Photo of wood frog by Laura Heady.
On rainy spring nights when weather conditions are right, large numbers of salamanders and frogs emerge from winter hibernation in the forest and make their way to woodland pools, where they’ll mate and lay eggs. Many migrating amphibians need to cross roads to reach these vernal pools. The Amphibian Migrations and Road Crossings Project enlists volunteers to find locations in the Hudson Valley where migrations cross roads; document weather and traffic conditions; record migrating amphibians; and help them across the road.
Are you interested in volunteering? The Amphibian Migrations & Road Crossings (AM&RC) Project is offering an online training program on Wednesday, February 10, 4:30 p.m. – 6 p.m. This session will serve as an introduction to new participants and a refresher for returning volunteers. If you’ve never attended an AM&RC training, we strongly encourage you to watch the recorded training modules on YouTube for more in-depth instruction and information, prior to the online program.
The training on February 10 will include:
By Thompson Tomaszewski, Lead Naturalist, Paul Smith’s College VIC
Every resident of the Park marks the changing of the seasons in their own way. We all joke about the “12 seasons of the Adirondacks” that include second winter, false spring, mud season (followed by third winter) and so on as if we are bothered by the seasonality of our landscape, but that is far from the truth. Us blue-liners have come to terms with our seasonal lives, and find excitement in the signs of seasonal changes.
The call of spring peepers (Pseudacris crucifer) (pictured at left) is by far my favorite sound; no noise of any other critter compares. I could sit and listen for hours on end to their high pitched peeps. This, to me, is the song of spring in the Adirondacks.
Laced into this soprano song is the clucking call of the wood frog (Lithobates sylvaticus). Their rough tune is starkly contrasted with that of their neighbor’s but is equally a part of this choir that I’ve come to know and yearn for each April.

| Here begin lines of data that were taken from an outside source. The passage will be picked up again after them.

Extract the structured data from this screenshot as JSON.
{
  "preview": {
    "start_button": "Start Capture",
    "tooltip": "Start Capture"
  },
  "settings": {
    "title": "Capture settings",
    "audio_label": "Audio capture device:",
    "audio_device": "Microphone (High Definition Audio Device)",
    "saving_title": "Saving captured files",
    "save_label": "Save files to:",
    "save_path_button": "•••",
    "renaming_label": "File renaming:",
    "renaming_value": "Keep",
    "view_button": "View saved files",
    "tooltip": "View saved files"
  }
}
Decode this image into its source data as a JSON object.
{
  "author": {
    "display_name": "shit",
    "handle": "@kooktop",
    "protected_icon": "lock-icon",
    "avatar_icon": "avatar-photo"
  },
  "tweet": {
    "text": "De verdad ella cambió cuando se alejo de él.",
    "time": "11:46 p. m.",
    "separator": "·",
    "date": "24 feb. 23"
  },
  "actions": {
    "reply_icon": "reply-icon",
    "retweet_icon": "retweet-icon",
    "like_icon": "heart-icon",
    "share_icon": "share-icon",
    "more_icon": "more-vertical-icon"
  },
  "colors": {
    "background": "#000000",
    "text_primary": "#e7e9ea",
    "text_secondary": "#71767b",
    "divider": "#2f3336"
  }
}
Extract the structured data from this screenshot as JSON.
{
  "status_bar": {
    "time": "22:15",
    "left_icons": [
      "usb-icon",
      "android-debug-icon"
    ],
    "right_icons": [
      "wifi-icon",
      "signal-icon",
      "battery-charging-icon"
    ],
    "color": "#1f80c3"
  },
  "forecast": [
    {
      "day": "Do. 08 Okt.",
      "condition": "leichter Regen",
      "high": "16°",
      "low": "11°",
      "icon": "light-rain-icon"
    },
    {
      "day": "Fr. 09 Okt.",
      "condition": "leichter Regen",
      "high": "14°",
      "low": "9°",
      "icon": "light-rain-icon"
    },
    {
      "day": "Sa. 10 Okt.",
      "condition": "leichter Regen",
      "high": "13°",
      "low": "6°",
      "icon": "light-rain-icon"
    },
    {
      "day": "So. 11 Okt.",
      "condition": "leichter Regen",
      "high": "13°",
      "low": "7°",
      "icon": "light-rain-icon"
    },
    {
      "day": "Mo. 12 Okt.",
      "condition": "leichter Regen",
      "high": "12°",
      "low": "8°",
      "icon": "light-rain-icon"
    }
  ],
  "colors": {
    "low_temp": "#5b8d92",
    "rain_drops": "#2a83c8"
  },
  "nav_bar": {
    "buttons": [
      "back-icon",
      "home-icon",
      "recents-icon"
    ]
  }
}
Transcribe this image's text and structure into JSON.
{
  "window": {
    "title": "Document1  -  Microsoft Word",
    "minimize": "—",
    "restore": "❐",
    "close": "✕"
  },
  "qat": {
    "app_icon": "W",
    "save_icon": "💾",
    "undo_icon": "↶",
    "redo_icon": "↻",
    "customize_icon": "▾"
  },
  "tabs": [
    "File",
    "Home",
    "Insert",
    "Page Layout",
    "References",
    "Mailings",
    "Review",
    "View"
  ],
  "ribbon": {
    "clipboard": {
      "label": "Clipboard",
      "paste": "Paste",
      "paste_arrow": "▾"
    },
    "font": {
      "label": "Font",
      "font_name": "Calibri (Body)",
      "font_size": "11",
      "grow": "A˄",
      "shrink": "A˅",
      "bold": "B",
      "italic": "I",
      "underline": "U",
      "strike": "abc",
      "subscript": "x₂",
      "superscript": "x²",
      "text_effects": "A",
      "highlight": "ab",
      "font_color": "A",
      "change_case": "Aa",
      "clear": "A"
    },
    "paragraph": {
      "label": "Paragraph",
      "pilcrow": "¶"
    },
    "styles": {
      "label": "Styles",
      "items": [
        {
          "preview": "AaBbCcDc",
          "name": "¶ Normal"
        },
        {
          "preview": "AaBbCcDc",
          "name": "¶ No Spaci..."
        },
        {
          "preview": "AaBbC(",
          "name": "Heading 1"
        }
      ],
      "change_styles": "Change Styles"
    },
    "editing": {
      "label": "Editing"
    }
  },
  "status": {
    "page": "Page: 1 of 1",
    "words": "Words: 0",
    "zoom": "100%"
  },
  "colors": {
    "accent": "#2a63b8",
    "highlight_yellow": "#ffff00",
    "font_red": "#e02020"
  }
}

This choir is my favorite for two reasons: 1) it’s pleasing to the ear, and 2) it means that salamanders are getting ready to move.